By now, mother herself was at the height of her fury.  She delivered a delirious harangue concerning her genealogy and related matters that qualified her to do what she did.

Perfectly all right.  These were irrefragable facts, admitted Gunapala of Lindagahawatte, another village chandiya (tough), who probably was convinced of mother’s reasoning.  Gunapala expressed the opinion that she was the most suitable person to make the first offering the same way that Sujatha was suitable to make the first offering to the living Buddha.

Gunapala requested mother to light a coconut oil lamp and urge the Satara Varam Deviyo (Four Guardian Deities) to punish those who disgraced her on that solemn occasion.  Mother was about to do exactly that when the artist appealed to her not to proceed inasmuch as the Four Guardian Deities were undoubtedly present at the spot watching what transpired.

Thus, the Nethra-pinkama ended up in utter confusion. 

Consequences

What happened subsequently should not go unrecorded.

On the same day, Bus Mahatun was admitted to the Galle Hospital following injuries he suffered when he fell from the top of a ladder.
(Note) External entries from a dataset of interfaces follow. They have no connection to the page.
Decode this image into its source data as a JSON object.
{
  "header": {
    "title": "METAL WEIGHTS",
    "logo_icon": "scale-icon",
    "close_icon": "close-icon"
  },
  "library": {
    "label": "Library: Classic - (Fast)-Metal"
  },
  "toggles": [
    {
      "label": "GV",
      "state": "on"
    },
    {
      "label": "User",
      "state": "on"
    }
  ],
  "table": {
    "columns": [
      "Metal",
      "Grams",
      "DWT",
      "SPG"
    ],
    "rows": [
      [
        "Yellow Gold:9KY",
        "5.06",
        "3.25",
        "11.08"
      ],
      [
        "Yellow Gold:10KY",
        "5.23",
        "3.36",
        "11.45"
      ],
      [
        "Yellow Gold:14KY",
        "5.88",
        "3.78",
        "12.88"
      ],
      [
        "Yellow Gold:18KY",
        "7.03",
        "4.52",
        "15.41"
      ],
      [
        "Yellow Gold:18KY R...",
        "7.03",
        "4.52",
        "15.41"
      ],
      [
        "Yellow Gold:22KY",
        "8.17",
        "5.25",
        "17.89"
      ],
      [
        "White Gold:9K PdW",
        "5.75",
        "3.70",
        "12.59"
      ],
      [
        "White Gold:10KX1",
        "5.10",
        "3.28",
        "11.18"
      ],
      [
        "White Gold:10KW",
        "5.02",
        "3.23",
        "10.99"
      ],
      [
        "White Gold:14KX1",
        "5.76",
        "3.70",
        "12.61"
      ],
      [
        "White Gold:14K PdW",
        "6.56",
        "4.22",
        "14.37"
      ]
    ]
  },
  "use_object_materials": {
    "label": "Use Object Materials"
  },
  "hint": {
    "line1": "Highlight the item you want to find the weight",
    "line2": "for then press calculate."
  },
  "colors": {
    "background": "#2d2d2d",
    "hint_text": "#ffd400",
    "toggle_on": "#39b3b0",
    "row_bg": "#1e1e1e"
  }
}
He was confined to the hospital for a long time because of the uncommon suppuration of his wounds.  Once, when Loku Maama visited the hospital, the repenting backslider had confessed his belief that all his suffering was the result of his own misbehavior egged on by Myna at the eye-insertion ceremony.

What happened to Myna was most interesting.

Ariya, the most notorious son of Atha Kota, had returned to the village after serving a prison sentence following a cattle theft.  Apparently, he was well fed in the prison for he looked so hog healthy.  I suspect that he was ruminating on how he should test his physical stamina when he happened to see Myna proceeding toward Pelawatte perched on his bicycle. Probably, Ariya also might have reasoned that His Majesty’s police functionary in the village was a good target to show his displeasure with imperial justice. 

When Myna came to the point where Ariya was ruminating, the latter had mustered all his pugilistic strength to punch on the equally hog-healthy body of the new Ralahamy, the symbol of imperial law enforcement in the village. According to witnesses, Ariya had plucked Myna from his perch after delivering several apologetic blows, taken him to the verandah of Pelawatte, tied his untangled knot of hair around a verandah post, and used him in the manner of a boxer using a punching-bag.

When Piyasena Bappa of Udagedera happened to pass this pint, the screaming functionary had most humbly appealed to save him from certain death.  Feeling sorry for the victim, Piyasena Bappa had stepped in to stop the one-sided show when he observed that the headman’s bowels had gone out of control involuntarily letting it discharge a heap of the natural material that comes down the alimentary canal.

A crowd had already gathered around Pelawatte when the rescue operation ultimately succeeded.

Many villagers theorized that this public disgrace that befell Myna was the result of the wrath of the Satara Varam Deviyo (Four Guardian Deities).

Not many days after this incident, Myna, the village headman, cut his knot of healthy hair thus preventing its further use by prospective assailants.  Yet people continued to call him Myna.

Whether the route to salvation was shortened or lengthened for those who participated in the Nethra-pinkama is anyone’s conjecture.

[Note: The original version of this Village Sketch by Arcadius appeared in the CDN Saturday Magazine on 7 Aug. 1965. Arcadius revised it in 2012. This is the work of a Ceylon-born rural lad who used his mastery of English to give the global literati direct access to the principal characters of his birth-village in the mid-20th century. All 28 articles in this series will be released this year in a book titled VILLAGE LIFE IN THE “ƒ”¹…”FORTIES: MEMORIES OF A LANKAN EXPATRIATE (Bloomington, Ind.: iUniverse) ]

Leave a Reply

You must be logged in to post a comment.

 

 


Copyright © 2019 LankaWeb.com. All Rights Reserved. Powered by Wordpress